» **What this task involves**
The response must contain every line of the records that follow, duplicated exactly.

» **Data in this exercise**
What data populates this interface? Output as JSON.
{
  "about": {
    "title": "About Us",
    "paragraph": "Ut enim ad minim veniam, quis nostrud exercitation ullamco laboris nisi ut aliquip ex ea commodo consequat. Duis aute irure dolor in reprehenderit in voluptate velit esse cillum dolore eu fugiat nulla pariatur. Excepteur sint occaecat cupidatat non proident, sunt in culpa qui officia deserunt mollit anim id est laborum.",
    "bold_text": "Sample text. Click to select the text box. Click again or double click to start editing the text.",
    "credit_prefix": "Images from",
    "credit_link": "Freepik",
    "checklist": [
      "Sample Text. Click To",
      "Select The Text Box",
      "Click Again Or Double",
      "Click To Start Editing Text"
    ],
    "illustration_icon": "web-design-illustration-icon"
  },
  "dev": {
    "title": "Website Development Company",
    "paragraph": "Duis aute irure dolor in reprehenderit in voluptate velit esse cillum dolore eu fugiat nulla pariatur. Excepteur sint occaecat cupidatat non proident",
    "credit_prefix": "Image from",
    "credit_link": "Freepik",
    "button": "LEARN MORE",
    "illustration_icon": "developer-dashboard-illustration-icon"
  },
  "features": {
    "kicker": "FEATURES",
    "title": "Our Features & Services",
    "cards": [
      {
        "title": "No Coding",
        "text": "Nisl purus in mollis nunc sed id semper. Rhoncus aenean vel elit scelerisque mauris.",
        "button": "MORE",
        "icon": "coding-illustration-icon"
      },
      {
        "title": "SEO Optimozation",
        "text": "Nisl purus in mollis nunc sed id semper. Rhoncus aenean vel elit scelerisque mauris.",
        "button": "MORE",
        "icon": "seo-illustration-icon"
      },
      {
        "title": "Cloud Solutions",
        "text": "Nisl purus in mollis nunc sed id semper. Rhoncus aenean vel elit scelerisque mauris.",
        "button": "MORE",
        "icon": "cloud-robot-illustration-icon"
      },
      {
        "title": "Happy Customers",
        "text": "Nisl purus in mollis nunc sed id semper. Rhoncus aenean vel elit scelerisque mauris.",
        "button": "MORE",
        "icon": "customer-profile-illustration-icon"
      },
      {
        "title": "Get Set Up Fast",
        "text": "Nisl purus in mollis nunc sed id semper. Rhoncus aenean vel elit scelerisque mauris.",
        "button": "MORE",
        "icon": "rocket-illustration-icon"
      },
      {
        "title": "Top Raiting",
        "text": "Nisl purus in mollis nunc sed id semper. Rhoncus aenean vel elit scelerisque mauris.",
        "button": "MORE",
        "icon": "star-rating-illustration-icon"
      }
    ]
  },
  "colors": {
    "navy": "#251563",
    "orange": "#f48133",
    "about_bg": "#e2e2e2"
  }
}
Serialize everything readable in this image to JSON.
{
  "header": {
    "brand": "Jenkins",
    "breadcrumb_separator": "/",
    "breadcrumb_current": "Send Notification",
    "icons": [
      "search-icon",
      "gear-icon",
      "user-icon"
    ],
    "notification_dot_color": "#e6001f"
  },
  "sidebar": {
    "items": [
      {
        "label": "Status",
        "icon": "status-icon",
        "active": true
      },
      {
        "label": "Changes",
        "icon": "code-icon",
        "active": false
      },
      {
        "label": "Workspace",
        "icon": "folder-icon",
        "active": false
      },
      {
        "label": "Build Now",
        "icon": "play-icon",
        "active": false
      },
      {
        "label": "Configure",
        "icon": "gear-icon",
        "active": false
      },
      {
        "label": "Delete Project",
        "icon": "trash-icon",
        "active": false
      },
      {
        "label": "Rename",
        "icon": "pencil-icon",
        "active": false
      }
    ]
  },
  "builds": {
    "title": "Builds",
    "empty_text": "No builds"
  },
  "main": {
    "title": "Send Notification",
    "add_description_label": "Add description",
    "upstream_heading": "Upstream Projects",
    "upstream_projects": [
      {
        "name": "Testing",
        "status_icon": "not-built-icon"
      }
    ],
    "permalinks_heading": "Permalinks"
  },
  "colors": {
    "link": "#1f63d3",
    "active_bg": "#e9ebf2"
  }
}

» **Answer box**
What data populates this interface? Output as JSON.
{
  "about": {
    "title": "About Us",
    "paragraph": "Ut enim ad minim veniam, quis nostrud exercitation ullamco laboris nisi ut aliquip ex ea commodo consequat. Duis aute irure dolor in reprehenderit in voluptate velit esse cillum dolore eu fugiat nulla pariatur. Excepteur sint occaecat cupidatat non proident, sunt in culpa qui officia deserunt mollit anim id est laborum.",
    "bold_text": "Sample text. Click to select the text box. Click again or double click to start editing the text.",
    "credit_prefix": "Images from",
    "credit_link": "Freepik",
    "checklist": [
      "Sample Text. Click To",
      "Select The Text Box",
      "Click Again Or Double",
      "Click To Start Editing Text"
    ],
    "illustration_icon": "web-design-illustration-icon"
  },
  "dev": {
    "title": "Website Development Company",
    "paragraph": "Duis aute irure dolor in reprehenderit in voluptate velit esse cillum dolore eu fugiat nulla pariatur. Excepteur sint occaecat cupidatat non proident",
    "credit_prefix": "Image from",
    "credit_link": "Freepik",
    "button": "LEARN MORE",
    "illustration_icon": "developer-dashboard-illustration-icon"
  },
  "features": {
    "kicker": "FEATURES",
    "title": "Our Features & Services",
    "cards": [
      {
        "title": "No Coding",
        "text": "Nisl purus in mollis nunc sed id semper. Rhoncus aenean vel elit scelerisque mauris.",
        "button": "MORE",
        "icon": "coding-illustration-icon"
      },
      {
        "title": "SEO Optimozation",
        "text": "Nisl purus in mollis nunc sed id semper. Rhoncus aenean vel elit scelerisque mauris.",
        "button": "MORE",
        "icon": "seo-illustration-icon"
      },
      {
        "title": "Cloud Solutions",
        "text": "Nisl purus in mollis nunc sed id semper. Rhoncus aenean vel elit scelerisque mauris.",
        "button": "MORE",
        "icon": "cloud-robot-illustration-icon"
      },
      {
        "title": "Happy Customers",
        "text": "Nisl purus in mollis nunc sed id semper. Rhoncus aenean vel elit scelerisque mauris.",
        "button": "MORE",
        "icon": "customer-profile-illustration-icon"
      },
      {
        "title": "Get Set Up Fast",
        "text": "Nisl purus in mollis nunc sed id semper. Rhoncus aenean vel elit scelerisque mauris.",
        "button": "MORE",
        "icon": "rocket-illustration-icon"
      },
      {
        "title": "Top Raiting",
        "text": "Nisl purus in mollis nunc sed id semper. Rhoncus aenean vel elit scelerisque mauris.",
        "button": "MORE",
        "icon": "star-rating-illustration-icon"
      }
    ]
  },
  "colors": {
    "navy": "#251563",
    "orange": "#f48133",
    "about_bg": "#e2e2e2"
  }
}
Serialize everything readable in this image to JSON.
{
  "header": {
    "brand": "Jenkins",
    "breadcrumb_separator": "/",
    "breadcrumb_current": "Send Notification",
    "icons": [
      "search-icon",
      "gear-icon",
      "user-icon"
    ],
    "notification_dot_color": "#e6001f"
  },
  "sidebar": {
    "items": [
      {
        "label": "Status",
        "icon": "status-icon",
        "active": true
      },
      {
        "label": "Changes",
        "icon": "code-icon",
        "active": false
      },
      {
        "label": "Workspace",
        "icon": "folder-icon",
        "active": false
      },
      {
        "label": "Build Now",
        "icon": "play-icon",
        "active": false
      },
      {
        "label": "Configure",
        "icon": "gear-icon",
        "active": false
      },
      {
        "label": "Delete Project",
        "icon": "trash-icon",
        "active": false
      },
      {
        "label": "Rename",
        "icon": "pencil-icon",
        "active": false
      }
    ]
  },
  "builds": {
    "title": "Builds",
    "empty_text": "No builds"
  },
  "main": {
    "title": "Send Notification",
    "add_description_label": "Add description",
    "upstream_heading": "Upstream Projects",
    "upstream_projects": [
      {
        "name": "Testing",
        "status_icon": "not-built-icon"
      }
    ],
    "permalinks_heading": "Permalinks"
  },
  "colors": {
    "link": "#1f63d3",
    "active_bg": "#e9ebf2"
  }
}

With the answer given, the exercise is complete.